(Website and app data records)
◆ ◆ ◆ ◆ ◆
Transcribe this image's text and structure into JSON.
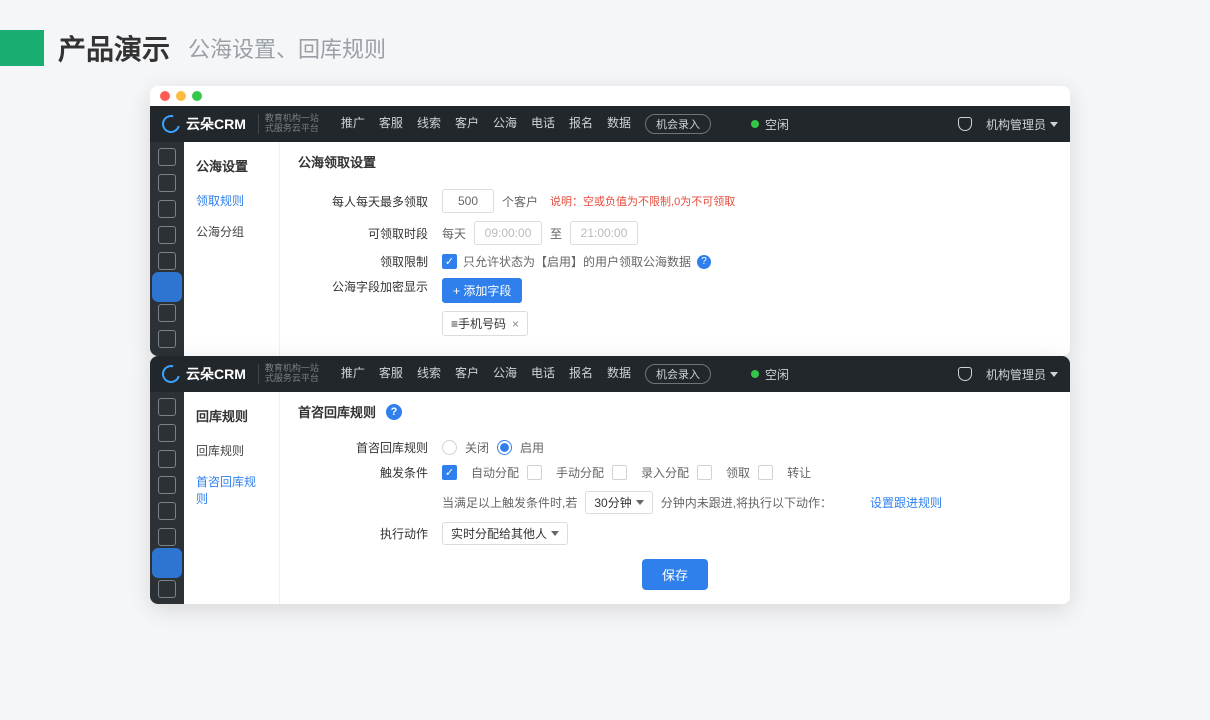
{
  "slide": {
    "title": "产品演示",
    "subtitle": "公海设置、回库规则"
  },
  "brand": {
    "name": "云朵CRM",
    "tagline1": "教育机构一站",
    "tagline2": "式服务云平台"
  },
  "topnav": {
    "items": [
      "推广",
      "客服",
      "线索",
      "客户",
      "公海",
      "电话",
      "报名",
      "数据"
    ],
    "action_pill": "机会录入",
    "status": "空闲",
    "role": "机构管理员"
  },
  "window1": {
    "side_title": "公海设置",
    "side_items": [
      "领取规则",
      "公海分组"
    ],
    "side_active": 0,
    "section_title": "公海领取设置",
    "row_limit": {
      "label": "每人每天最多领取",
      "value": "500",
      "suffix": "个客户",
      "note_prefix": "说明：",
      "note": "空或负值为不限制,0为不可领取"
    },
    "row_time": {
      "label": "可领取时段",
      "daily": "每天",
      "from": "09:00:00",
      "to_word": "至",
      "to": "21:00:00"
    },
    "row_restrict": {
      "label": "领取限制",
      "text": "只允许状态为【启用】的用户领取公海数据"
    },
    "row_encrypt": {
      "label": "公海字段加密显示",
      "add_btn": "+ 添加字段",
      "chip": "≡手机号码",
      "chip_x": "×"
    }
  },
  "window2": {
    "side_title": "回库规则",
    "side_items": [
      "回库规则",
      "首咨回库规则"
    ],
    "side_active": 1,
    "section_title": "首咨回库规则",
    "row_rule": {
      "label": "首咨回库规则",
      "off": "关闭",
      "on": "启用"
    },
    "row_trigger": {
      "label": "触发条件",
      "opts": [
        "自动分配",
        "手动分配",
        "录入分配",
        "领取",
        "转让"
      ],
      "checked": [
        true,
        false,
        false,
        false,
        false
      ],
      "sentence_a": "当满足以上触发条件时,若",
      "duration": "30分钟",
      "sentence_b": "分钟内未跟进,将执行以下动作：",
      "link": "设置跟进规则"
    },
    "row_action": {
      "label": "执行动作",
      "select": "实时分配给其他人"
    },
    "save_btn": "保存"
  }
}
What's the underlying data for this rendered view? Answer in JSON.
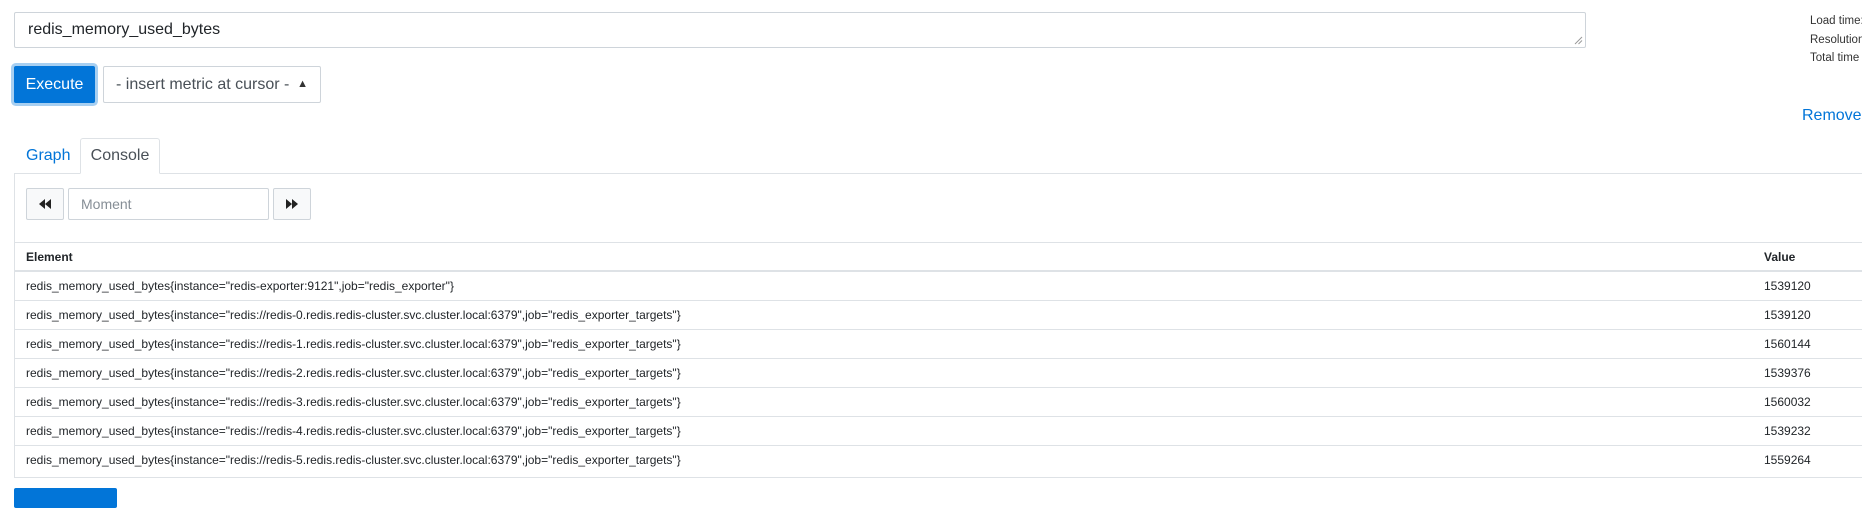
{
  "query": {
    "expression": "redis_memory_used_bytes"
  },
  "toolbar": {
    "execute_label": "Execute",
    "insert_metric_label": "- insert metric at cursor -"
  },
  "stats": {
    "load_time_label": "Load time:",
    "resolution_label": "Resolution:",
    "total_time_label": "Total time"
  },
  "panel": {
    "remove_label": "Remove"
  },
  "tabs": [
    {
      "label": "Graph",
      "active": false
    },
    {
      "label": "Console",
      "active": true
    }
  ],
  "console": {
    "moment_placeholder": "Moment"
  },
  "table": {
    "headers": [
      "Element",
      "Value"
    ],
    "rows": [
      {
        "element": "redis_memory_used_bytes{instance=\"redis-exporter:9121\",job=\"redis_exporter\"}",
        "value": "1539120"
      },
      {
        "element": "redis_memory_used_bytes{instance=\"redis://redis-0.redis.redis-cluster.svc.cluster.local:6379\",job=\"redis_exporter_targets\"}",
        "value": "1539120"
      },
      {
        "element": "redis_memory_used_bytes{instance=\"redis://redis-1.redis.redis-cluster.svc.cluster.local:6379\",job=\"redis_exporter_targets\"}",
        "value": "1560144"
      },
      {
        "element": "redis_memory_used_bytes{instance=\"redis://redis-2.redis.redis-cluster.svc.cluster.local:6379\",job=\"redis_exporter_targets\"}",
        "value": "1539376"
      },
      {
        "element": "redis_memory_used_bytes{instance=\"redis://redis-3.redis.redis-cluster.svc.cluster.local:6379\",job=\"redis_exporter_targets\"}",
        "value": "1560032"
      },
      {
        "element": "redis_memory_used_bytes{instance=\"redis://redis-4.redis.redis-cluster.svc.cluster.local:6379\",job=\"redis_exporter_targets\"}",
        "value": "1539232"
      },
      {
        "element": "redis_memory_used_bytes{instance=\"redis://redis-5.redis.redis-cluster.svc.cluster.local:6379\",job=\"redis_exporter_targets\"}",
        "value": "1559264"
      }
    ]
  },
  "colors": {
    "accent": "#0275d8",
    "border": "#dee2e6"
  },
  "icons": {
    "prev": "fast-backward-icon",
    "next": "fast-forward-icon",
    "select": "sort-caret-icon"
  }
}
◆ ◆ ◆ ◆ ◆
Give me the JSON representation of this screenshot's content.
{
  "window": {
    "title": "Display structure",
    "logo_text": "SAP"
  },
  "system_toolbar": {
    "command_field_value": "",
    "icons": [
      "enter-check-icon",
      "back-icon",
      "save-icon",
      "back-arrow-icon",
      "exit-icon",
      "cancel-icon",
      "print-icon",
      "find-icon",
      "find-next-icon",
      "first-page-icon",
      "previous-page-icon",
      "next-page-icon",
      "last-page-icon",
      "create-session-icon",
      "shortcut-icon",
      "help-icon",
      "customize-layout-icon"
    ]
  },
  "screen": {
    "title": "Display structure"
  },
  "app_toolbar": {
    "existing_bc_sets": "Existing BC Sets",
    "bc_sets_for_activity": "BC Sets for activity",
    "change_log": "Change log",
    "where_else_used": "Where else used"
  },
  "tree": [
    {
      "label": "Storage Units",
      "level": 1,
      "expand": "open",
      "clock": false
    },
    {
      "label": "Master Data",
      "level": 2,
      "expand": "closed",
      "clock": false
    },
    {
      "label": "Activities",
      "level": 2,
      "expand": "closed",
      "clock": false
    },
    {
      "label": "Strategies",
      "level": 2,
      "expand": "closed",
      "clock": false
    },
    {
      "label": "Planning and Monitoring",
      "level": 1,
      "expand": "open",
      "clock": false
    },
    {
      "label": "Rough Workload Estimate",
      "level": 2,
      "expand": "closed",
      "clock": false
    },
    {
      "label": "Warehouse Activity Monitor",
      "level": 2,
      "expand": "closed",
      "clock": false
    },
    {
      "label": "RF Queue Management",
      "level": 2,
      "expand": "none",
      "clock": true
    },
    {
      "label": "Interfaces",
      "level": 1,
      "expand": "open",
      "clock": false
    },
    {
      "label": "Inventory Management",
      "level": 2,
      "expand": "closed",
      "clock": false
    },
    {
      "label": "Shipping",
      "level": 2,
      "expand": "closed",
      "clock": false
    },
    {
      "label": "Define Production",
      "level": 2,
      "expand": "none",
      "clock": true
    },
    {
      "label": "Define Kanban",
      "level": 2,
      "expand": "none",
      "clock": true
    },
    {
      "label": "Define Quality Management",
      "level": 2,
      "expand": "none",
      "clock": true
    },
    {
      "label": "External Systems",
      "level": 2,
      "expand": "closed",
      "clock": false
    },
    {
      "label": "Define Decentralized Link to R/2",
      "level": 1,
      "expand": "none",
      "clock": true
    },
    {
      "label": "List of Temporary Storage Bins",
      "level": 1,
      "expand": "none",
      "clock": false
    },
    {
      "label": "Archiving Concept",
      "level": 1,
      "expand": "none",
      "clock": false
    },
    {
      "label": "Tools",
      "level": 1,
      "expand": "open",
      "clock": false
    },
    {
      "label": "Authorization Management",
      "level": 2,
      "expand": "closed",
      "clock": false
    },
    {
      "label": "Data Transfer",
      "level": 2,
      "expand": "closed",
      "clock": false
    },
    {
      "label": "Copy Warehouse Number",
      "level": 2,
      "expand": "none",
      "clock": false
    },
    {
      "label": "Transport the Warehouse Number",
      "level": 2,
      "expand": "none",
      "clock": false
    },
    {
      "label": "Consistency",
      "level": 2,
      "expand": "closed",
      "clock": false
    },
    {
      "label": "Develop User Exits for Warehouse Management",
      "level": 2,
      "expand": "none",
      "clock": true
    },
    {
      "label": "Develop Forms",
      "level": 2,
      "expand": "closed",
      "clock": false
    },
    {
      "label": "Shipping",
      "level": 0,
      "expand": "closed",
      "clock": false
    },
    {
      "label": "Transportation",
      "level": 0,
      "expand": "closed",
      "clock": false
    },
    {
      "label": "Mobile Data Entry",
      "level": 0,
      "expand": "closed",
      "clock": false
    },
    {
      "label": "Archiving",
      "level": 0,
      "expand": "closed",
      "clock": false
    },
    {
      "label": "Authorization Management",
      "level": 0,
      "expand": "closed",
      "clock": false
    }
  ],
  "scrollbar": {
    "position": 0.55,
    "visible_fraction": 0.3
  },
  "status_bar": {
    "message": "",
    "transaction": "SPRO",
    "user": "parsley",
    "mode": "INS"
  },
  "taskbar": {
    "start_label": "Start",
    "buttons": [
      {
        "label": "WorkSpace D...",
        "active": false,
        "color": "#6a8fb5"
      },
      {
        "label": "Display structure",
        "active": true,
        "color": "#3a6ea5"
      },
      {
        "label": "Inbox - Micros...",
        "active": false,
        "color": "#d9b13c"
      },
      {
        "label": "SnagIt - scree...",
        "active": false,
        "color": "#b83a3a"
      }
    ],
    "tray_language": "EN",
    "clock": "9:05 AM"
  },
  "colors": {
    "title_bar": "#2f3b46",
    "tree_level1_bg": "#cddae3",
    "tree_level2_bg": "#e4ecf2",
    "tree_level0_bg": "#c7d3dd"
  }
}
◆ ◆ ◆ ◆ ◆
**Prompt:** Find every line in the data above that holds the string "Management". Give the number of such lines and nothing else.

**Response box:** 6